A place to find relaxation and cool air in summer when the town is full of people. A great place to go alone or meet and whisper
Anonymous (4 years ago)
Julia Araque (4 years ago)
I love
Powered by Google

Featured Historic Landmarks, Sites & Buildings

Historic Site of the week

Château de Foix

The Château de Foix dominates the town of Foix. An important tourist site, it is known as a centre of the Cathars. Built on an older 7th-century fortification, the castle is known from 987. In 1002, it was mentioned in the will of Roger I, Count of Carcassonne, who bequeathed the fortress to his youngest child, Bernard. In effect, the family ruling over the region were installed here which allowed them to control access to the upper Ariège valley and to keep surveillance from this strategic point over the lower land, protected behind impregnable walls.

In 1034, the castle became capital of the County of Foix and played a decisive role in medieval military history. During the two following centuries, the castle was home to Counts with shining personalities who became the soul of the Occitan resistance during the crusade against the Albigensians. The county became a privileged refuge for persecuted Cathars.

The castle, often besieged (notably by Simon de Montfort in 1211 and 1212), resisted assault and was only taken once, in 1486, thanks to treachery during the war between two branches of the Foix family.

From the 14th century, the Counts of Foix spent less and less time in the uncomfortable castle, preferring the Governors' Palace. From 1479, the Counts of Foix became Kings of Navarre and the last of them, made Henri IV of France, annexed his Pyrrenean lands to France.

As seat of the Governor of the Foix region from the 15th century, the castle continued to ensure the defence of the area, notably during the Wars of Religion. Alone of all the castles in the region, it was exempted from the destruction orders of Richelieu (1632-1638).

Until the Revolution, the fortress remained a garrison. Its life was brightened with grand receptions for its governors, including the Count of Tréville, captain of musketeers under Louis XIII and Marshal Philippe Henri de Ségur, one of Louis XVI's ministers. The Round Tower, built in the 15th century, is the most recent, the two square towers having been built before the 11th century. They served as a political and civil prison for four centuries until 1862.

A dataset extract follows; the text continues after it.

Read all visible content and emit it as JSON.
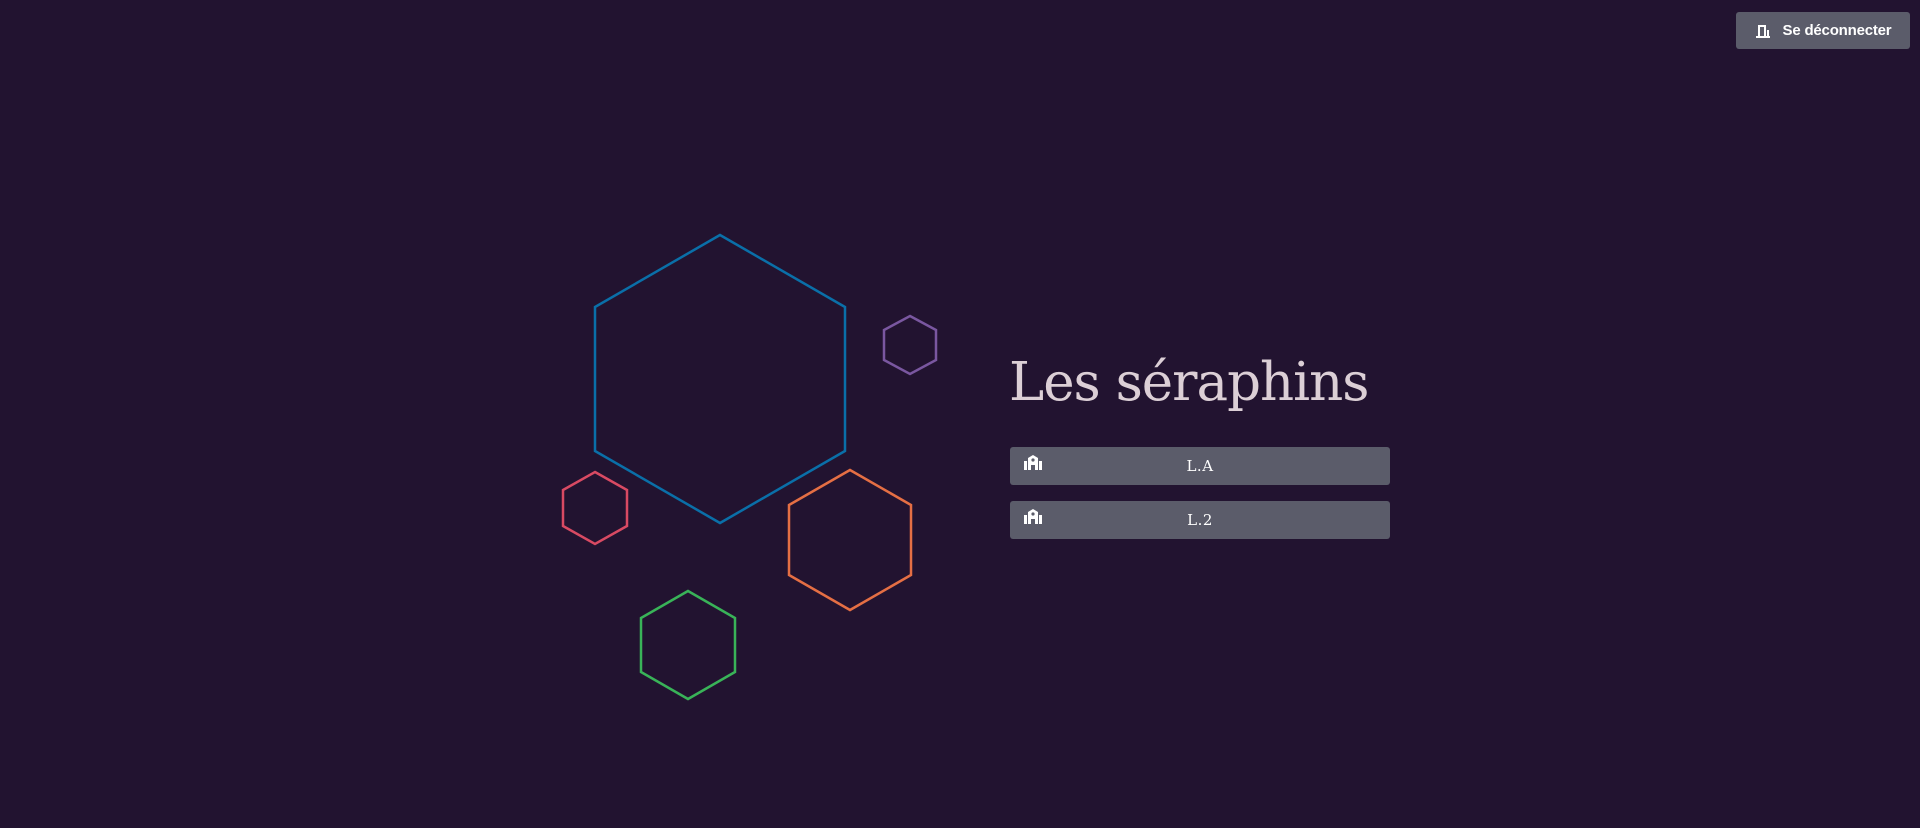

Since 1930, the castle has housed the collections of the Ariège départemental museum. Sections on prehistory, Gallo-Roman and mediaeval archaeology tell the history of Ariège from ancient times. Currently, the museum is rearranging exhibits to concentrate on the history of the castle site so as to recreate the life of Foix at the time of the Counts.